**Activity:** Needed from the data below: all lines that contain the word "Rusinoff".

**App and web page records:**
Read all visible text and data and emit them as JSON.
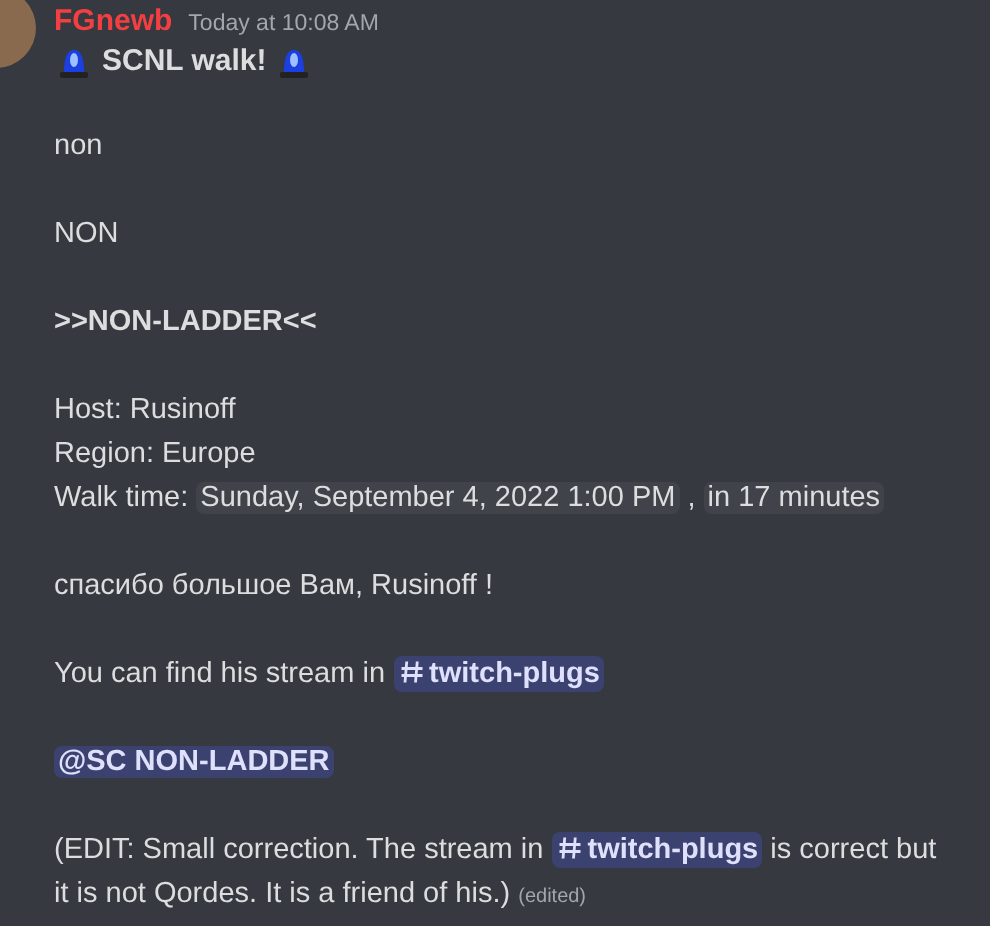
{
  "message": {
    "author": "FGnewb",
    "timestamp": "Today at 10:08 AM",
    "title": "SCNL walk!",
    "blocks": [
      [
        [
          {
            "kind": "text",
            "text": "non"
          }
        ]
      ],
      [
        [
          {
            "kind": "text",
            "text": "NON"
          }
        ]
      ],
      [
        [
          {
            "kind": "bold",
            "text": ">>NON-LADDER<<"
          }
        ]
      ],
      [
        [
          {
            "kind": "text",
            "text": "Host: Rusinoff"
          }
        ],
        [
          {
            "kind": "text",
            "text": "Region: Europe"
          }
        ],
        [
          {
            "kind": "text",
            "text": "Walk time:"
          },
          {
            "kind": "time",
            "text": "Sunday, September 4, 2022 1:00 PM"
          },
          {
            "kind": "text",
            "text": ","
          },
          {
            "kind": "time",
            "text": "in 17 minutes"
          }
        ]
      ],
      [
        [
          {
            "kind": "text",
            "text": "спасибо большое Вам, Rusinoff !"
          }
        ]
      ],
      [
        [
          {
            "kind": "text",
            "text": "You can find his stream in"
          },
          {
            "kind": "channel",
            "text": "twitch-plugs"
          }
        ]
      ],
      [
        [
          {
            "kind": "mention",
            "text": "@SC NON-LADDER"
          }
        ]
      ],
      [
        [
          {
            "kind": "text",
            "text": "(EDIT: Small correction. The stream in"
          },
          {
            "kind": "channel",
            "text": "twitch-plugs"
          },
          {
            "kind": "text",
            "text": "is correct but it is not Qordes. It is a friend of his.)"
          },
          {
            "kind": "edited",
            "text": "(edited)"
          }
        ]
      ]
    ]
  }
}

**Finished task:**
            "text": "Host: Rusinoff"
            "text": "спасибо большое Вам, Rusinoff !"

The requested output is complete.